When I left the gallery, the mist had returned, but I was still optimistic that it would pass. But it was my optimism that passed, for it was coming down steadily by the time I reached Brockley station and my walk to the gates of Nunhead Cemetery was a soggy one. There I met up with David and Janie, who for the second year have very generously accompanied me as I tick off another of the Magnificent Seven cemeteries. Nunhead sits on a hill, with a view of the tall buildings at the Elephant & Castle visible in the distance, framed by the trees and the cemetery gates. There's a lovely ruin of a funeral chapel (not quite as creepy as the one at Abney Park) and winding, tree-lined paths around the (mostly) Victorian gravesites. The gloomy day certainly made for an atmospheric stroll among the headstones. We found a couple of the noted memorials -- one to the nine boy scouts who were drowned in boating accident on their way to a camping trip in 1912, and the other a massive tomb in a Greek or Turkish style (David will know, as he recognized the shape) of someone named John Allan. So now, I've done all seven of the great Victorian cemeteries. It's taken me only ten years to do it!

Damp and in need of refreshment, we then headed for the Ivy House, a nearby pub that was saved from developers when locals had it declared a community asset and developed a share-based funding scheme in order to purchase it. I'd heard an episode of the Londonist Out Loud podcast about the pub, which was a popular music venue in the 70s and 80s. Ian Dury, Elvis Costello and Joe Strummer all played there. Just as we were walking to the pub, a line of about 30 school kids and their minders marched up the pavement and right in the pub door. We followed. The kiddies were headed to the back room with a little stage where they took part in an after school program of arts and theatre. We got 1/2 pints and crisps and settled into a booth in the other back room, a room with booths, tables, dark wood paneling and a fireplace (not lit, alas). Soon, some girls about 10 years old came into that room for their dance class. It was great to see the pub being used to fill the needs of the community in this way. I'll have to listen to the podcast again, but I seem to remember that different adult groups meet there during the day. The pub really functions as the community's living room, something we'd never see happen in America, unfortunately.

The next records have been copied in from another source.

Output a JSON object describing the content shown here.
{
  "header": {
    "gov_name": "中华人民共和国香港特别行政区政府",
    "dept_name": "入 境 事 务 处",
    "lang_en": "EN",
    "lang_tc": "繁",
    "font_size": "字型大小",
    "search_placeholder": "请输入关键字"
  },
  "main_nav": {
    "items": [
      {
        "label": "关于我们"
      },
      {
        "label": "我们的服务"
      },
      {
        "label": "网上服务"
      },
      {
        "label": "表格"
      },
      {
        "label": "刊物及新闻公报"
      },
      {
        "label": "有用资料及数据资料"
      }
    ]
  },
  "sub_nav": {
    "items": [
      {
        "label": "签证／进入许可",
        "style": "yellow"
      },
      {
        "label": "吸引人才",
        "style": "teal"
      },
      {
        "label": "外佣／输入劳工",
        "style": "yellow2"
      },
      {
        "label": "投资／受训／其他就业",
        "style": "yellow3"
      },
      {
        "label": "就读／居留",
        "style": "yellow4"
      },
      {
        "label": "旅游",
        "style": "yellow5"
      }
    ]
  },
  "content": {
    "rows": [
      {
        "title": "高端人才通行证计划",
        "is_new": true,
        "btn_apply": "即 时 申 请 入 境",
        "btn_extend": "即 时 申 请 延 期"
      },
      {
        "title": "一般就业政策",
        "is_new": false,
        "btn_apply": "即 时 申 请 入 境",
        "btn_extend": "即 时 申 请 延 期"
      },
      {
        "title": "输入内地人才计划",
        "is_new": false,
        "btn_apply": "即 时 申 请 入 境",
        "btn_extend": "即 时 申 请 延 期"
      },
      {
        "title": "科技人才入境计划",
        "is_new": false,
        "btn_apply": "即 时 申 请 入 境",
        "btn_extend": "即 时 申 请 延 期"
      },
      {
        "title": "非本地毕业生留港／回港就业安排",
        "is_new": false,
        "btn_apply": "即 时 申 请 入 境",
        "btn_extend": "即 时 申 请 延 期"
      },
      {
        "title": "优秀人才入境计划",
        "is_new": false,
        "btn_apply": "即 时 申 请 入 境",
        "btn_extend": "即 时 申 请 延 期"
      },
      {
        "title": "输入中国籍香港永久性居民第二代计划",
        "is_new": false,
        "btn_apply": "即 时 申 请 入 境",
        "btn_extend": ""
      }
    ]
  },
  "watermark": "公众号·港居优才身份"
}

By the time we left, the rain had stopped for good and it looks like I'll have good weather (cool but dry) for the rest of my visit. Thanks again to David and Janie. Next year, we'll go to Highgate.

£15 for Pilates class
80 p for two biscuits on my way to Westbourne Park station
18,961 steps, 7.91 miles